Vitamin D Deficiency and Racial Differences in Disease Biology in Multiple Myeloma
Posted: Monday, August 3, 2020
Vitamin D deficiency may lead to an increased risk for multiple myeloma in white patients—but apparent not in Black patients—according to a population-based study published in Blood Advances. In addition, even after investigators adjusted for age and disease stage, the deficiency in vitamin D seemed to be prognostic for poor overall survival.
“With the known association between bone marrow microenvironment, especially the bone elements, and multiple myeloma cell growth and survival, vitamin D may play a unique role in multiple myeloma compared with other cancers,” reported Nikhil C. Munshi, MD, of Dana-Farber Cancer Institute, Boston, and colleagues.

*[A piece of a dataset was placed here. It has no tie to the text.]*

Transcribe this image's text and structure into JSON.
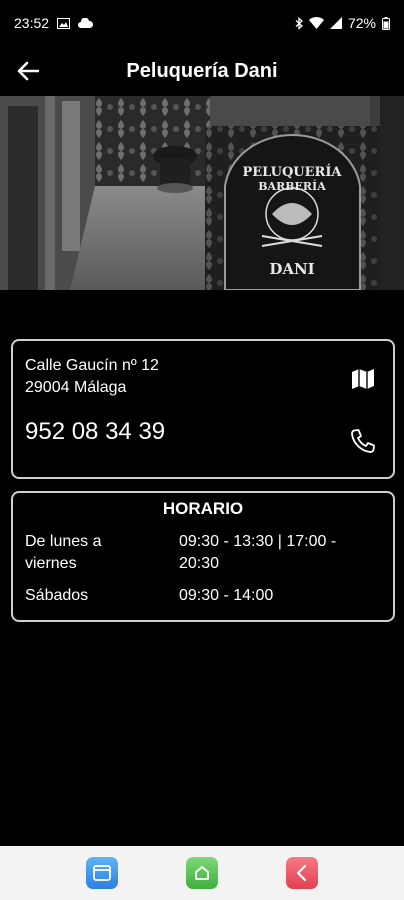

A total of 1,889 white (n = 1,158) and Black (n = 551) patients with multiple myeloma who were registered in the Veteran Affairs nationwide database were enrolled in the study. Patients’ vitamin D serum levels were measured, and those with levels less than 20 ng/mL were considered vitamin D–deficient. The deficiency was assessed across race, sex, International Staging System stage at diagnosis, initial myeloma therapy, and transplant status. Dr. Munshi and colleagues aimed to determine the survival outcome of vitamin D deficiency in patients with multiple myeloma.
The investigators found an overall estimated mortality risk of 24% in patients with a vitamin D deficiency. When analyzed by race, they found an increased mortality risk of 38% among white patients. These findings suggest that vitamin D deficiency may be a positive predictor of survival in white patients. However, there was no statistically significant difference among Black patients, even when the vitamin D deficiency threshold was reduced to 10 ng/mL.

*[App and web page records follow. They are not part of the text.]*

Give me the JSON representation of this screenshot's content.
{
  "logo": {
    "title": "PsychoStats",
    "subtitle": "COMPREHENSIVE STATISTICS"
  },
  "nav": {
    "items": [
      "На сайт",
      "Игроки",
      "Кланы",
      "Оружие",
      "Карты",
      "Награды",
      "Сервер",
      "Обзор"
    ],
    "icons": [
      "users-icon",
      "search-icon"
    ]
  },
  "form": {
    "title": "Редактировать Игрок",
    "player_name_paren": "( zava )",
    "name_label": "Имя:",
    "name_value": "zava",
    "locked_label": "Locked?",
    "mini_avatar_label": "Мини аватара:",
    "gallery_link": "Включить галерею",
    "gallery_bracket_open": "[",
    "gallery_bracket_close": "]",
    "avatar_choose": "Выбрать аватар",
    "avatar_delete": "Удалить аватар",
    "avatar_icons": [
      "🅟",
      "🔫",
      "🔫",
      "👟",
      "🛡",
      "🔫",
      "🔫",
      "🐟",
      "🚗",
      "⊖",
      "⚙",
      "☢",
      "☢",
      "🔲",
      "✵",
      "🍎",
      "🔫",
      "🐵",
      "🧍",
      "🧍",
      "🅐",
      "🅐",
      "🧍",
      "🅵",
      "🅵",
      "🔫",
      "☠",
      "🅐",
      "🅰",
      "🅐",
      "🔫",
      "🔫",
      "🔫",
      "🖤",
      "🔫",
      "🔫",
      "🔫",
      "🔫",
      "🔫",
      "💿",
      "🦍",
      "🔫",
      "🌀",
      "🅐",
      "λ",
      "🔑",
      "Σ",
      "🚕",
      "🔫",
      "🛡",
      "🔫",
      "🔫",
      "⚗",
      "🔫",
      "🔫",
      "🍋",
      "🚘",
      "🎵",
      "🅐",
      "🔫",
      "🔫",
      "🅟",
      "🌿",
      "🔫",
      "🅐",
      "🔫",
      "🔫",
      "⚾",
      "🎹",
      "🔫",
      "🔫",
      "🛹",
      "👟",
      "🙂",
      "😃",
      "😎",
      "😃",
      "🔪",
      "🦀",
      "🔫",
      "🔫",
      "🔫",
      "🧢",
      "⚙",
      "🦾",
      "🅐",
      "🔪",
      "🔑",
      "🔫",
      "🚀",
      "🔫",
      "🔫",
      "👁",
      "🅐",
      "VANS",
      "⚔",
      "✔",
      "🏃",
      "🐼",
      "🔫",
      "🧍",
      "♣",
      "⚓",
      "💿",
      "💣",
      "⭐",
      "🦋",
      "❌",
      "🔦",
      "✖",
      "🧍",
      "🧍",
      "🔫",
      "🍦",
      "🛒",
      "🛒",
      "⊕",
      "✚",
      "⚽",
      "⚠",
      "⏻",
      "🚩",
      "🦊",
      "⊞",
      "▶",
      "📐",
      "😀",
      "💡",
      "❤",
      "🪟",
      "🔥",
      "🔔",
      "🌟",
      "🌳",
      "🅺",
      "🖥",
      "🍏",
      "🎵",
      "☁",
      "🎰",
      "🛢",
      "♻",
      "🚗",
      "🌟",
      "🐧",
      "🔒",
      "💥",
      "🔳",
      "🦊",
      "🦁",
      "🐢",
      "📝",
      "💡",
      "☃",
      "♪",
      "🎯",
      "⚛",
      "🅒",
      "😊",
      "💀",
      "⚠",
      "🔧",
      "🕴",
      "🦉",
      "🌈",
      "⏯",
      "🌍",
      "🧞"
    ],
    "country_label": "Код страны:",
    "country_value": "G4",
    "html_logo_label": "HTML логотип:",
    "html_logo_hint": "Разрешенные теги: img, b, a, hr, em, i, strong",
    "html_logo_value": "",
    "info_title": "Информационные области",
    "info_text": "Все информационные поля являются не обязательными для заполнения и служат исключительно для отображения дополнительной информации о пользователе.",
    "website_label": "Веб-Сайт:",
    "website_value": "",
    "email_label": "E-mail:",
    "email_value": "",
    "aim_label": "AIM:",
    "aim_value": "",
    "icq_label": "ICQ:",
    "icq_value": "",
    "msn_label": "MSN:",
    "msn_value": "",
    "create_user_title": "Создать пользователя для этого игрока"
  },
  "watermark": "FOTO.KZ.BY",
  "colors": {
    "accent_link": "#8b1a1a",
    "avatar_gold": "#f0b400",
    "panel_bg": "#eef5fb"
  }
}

“We hypothesize our findings of disparate effect of vitamin D deficiency relate to increased cancer (myeloma)-related mortality in white vs [Black] patients rather than comorbidities,” Dr. Munshi and colleagues concluded.
Disclosure: For full disclosures of the authors, visit ashpublications.org.